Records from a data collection
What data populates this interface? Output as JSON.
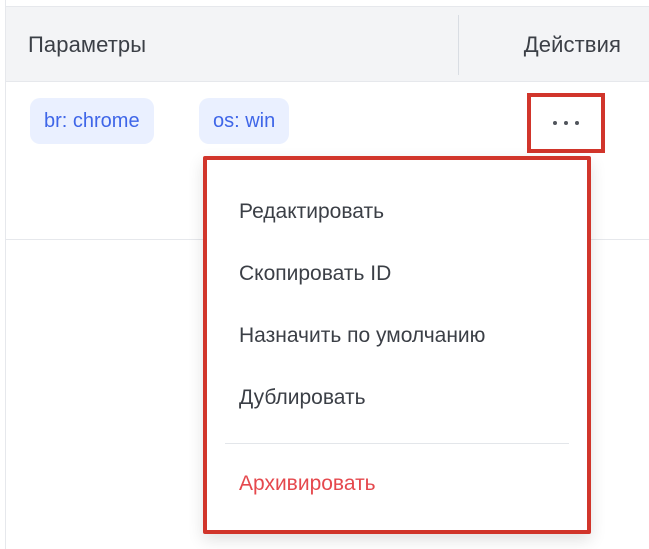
{
  "table": {
    "headers": {
      "params_label": "Параметры",
      "actions_label": "Действия"
    },
    "row": {
      "tags": [
        "br: chrome",
        "os: win"
      ]
    }
  },
  "actions_menu": {
    "items": [
      "Редактировать",
      "Скопировать ID",
      "Назначить по умолчанию",
      "Дублировать"
    ],
    "danger_item": "Архивировать"
  },
  "colors": {
    "highlight_border": "#d1352b",
    "tag_background": "#eaf0ff",
    "tag_text": "#3f66e8",
    "danger_text": "#e5484d",
    "header_background": "#f3f4f6"
  },
  "icons": {
    "row_actions": "more-horizontal-icon"
  }
}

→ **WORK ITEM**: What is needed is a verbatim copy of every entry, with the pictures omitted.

→ **OUTPUT**:
What data populates this interface? Output as JSON.
{
  "table": {
    "headers": {
      "params_label": "Параметры",
      "actions_label": "Действия"
    },
    "row": {
      "tags": [
        "br: chrome",
        "os: win"
      ]
    }
  },
  "actions_menu": {
    "items": [
      "Редактировать",
      "Скопировать ID",
      "Назначить по умолчанию",
      "Дублировать"
    ],
    "danger_item": "Архивировать"
  },
  "colors": {
    "highlight_border": "#d1352b",
    "tag_background": "#eaf0ff",
    "tag_text": "#3f66e8",
    "danger_text": "#e5484d",
    "header_background": "#f3f4f6"
  },
  "icons": {
    "row_actions": "more-horizontal-icon"
  }
}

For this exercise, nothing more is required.